Water purification by reducing the concentration of ionic impurities has been an area of considerable technical interest. Water treatment technologies have rapidly advanced in recent years to where a myriad of options have been developed for this purpose. The most well-known processes include electrodialysis, electrodeionization (EDI), liquid chromatography, membrane filtration, and ion exchange. Producing pure water without regeneration chemicals is now a practical reality. EDI is a separation process combining electrodialysis and conventional ion exchange (IX); the resulting hybrid process does not entail regenerant chemicals. EDI technology has been reported in the literature since 1950s (1, 2).
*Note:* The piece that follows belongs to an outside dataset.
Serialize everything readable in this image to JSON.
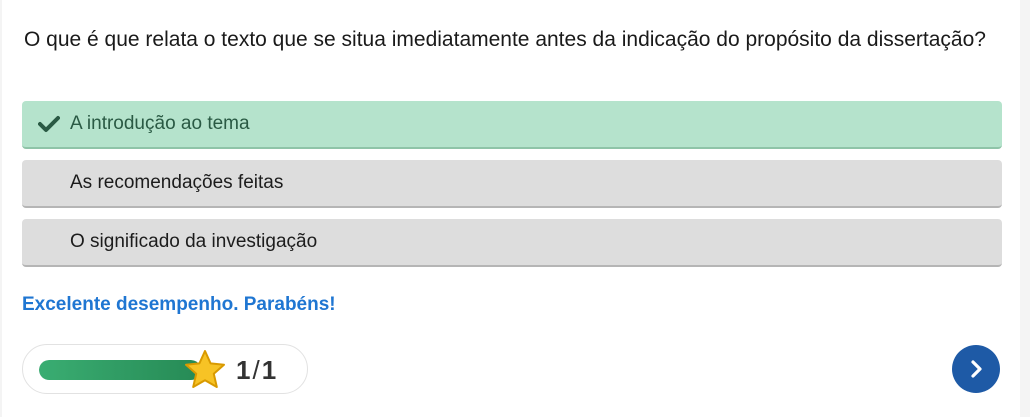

The first patent for EDI was granted to a Dutch company in 1957 (3). A patent for the purification of acetone with EDI was also granted to Kollsman (2) in 1957. For fundamentally the same reasons that reverse osmosis (RO) system are cost-effectively replacing cation and anion units, EDI systems can also supplant mixed-bed deionizers (4). The EDI process is preferred in many systems primarily because of the environmental benefit of no required hazardous regenerant chemicals and the inherent superiority of a continuous process over a batch process (5).